Please write out exactly the lines that begin at the line containing "Output a JSON" and run to the end of the records.

(Entries taken from a collection)
>>>
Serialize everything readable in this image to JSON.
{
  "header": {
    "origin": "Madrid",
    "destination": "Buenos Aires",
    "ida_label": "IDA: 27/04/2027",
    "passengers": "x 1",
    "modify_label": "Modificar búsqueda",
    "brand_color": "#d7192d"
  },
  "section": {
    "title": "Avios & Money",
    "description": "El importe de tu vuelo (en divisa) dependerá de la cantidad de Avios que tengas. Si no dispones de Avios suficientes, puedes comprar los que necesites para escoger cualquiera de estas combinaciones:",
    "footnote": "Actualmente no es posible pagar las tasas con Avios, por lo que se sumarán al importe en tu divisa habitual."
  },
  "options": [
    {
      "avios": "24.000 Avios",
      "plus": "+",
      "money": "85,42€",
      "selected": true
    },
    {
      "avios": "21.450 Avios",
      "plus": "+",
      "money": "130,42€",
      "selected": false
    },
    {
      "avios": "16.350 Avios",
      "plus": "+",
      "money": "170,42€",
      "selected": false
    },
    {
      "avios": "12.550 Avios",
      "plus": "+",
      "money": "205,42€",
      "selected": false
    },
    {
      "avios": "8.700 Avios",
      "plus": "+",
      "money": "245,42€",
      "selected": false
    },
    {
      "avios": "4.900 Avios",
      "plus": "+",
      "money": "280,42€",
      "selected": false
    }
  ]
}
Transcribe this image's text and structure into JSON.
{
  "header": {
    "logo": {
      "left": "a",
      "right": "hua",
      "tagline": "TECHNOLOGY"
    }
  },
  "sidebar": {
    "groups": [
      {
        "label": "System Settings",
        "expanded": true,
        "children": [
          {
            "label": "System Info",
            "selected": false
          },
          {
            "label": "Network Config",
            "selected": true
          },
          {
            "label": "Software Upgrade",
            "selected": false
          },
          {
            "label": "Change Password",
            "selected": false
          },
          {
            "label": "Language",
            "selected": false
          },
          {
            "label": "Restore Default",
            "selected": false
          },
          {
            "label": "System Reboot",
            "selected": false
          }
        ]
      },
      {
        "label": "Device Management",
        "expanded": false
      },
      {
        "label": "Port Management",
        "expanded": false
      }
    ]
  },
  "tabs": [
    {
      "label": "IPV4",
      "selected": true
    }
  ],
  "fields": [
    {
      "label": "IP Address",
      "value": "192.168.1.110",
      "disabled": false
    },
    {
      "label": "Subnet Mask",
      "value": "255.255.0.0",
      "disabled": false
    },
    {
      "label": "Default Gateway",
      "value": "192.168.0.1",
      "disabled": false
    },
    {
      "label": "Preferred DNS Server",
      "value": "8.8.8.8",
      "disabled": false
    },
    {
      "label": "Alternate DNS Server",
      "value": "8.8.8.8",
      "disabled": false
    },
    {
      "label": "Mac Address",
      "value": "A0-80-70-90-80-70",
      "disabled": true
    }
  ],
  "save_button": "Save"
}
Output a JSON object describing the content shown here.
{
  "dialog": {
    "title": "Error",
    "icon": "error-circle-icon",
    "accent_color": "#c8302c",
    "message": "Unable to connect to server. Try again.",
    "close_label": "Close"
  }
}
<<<
TASK ANSWER:
Output a JSON object describing the content shown here.
{
  "dialog": {
    "title": "Error",
    "icon": "error-circle-icon",
    "accent_color": "#c8302c",
    "message": "Unable to connect to server. Try again.",
    "close_label": "Close"
  }
}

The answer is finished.